This documentary, directed by the anonymous British street artst Banksy, is going to be a monster hit. A history and celebration of street artists and a scathing commentary on the business of modern art, it tells the fascinating story of Mr. Brainwash who is one crazy-ass Frenchman.
His & Hers:
This beautiful, moving, and unassuming Irish documentary is a series of 70 short interviews with girls and women about the men in their lives. Arranged chronologically from a smiling baby to chatty toddlers and teens to moms to grandmothers, the characters in this film blew everyone away. I have no idea where or if this will be released in the US, but if it is go see it. It’s a jewel.
Grown Up Movie Star:
My favorite narrative pick, this coming-of-age film takes place in Newfoundland and has performances and a script that never goes near the obvious. It’s fresh and delightful and surprising and disturbing and I can’t wait to see director Adriana Maggs’ next film. This one just opened in Toronto so go see it. Right now.
This doc is about the Ft. Pierce, Florida intersection that gives the film its title — and what goes on in the two small buildings on either side of the street. On one side is an abortion clinic, and on the other side is a crisis pregnancy center which exists for one reason: talking women out of having an abortion at that clinic. In the middle are the mostly lower-income women who are pregnant, don’t want to be, and are looking for help. It’s an astonishing and sad verité film from the makers of Jesus Camp that shows how very little common ground there is when it comes to abortion. I wrote a longer post about this on my blog and it will be on HBO.
8: The Mormon Proposition

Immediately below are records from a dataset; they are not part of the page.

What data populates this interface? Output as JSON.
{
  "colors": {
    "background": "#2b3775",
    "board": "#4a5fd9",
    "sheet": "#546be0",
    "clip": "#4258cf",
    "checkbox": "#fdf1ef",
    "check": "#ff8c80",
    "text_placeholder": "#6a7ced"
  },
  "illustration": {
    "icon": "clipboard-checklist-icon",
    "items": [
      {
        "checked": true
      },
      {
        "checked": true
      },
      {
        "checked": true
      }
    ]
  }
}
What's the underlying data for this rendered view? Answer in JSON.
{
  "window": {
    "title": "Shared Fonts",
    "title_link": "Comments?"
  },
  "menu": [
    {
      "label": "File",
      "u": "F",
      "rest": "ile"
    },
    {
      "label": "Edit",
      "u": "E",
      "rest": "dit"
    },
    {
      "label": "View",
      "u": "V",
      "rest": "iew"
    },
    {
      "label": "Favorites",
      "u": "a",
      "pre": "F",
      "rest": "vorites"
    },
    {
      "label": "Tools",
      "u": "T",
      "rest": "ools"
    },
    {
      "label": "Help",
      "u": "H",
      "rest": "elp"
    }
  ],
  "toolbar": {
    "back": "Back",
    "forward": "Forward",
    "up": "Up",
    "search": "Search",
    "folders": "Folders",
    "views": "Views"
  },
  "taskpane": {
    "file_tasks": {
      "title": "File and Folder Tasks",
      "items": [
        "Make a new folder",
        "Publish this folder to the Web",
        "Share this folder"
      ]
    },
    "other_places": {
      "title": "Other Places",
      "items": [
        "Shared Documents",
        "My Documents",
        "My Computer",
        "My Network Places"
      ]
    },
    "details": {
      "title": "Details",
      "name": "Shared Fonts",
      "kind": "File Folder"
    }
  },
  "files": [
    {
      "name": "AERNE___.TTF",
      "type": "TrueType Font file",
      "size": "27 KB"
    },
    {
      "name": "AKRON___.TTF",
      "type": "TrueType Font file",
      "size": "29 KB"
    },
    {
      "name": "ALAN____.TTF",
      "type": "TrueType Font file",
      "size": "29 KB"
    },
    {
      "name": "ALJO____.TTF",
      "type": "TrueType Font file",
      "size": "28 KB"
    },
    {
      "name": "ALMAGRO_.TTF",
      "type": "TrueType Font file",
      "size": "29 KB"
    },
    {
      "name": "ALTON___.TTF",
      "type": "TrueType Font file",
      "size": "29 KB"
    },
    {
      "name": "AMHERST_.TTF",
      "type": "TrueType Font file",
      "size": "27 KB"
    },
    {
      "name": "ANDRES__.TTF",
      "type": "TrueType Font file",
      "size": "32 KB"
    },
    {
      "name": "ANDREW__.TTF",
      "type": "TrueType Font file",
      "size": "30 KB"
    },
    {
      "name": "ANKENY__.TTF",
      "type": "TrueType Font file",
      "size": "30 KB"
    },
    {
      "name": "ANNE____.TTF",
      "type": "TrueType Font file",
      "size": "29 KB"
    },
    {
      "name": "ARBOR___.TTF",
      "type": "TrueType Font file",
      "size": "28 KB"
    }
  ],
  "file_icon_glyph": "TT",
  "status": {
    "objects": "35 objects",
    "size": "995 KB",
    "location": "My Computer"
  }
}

Probably the most intense and emotional screening I went to, this documentary shows how the Mormon church, in violation of church/state separation and tax-exemption laws, funneled millions of dollars into the campaign to strike down same-sex marriage in California. It also details the daily persecution that gay Mormon youth face in Utah, resulting in one of the highest youth suicides rates in the country. One of the film’s same-sex couples and the parents who love and support them attended the screening. If someone from the Church was there, they didn’t make themselves known – no doubt because they didn’t want to be torn apart by the angry mob. No distribution yet, but I’m sure it will get picked up soon.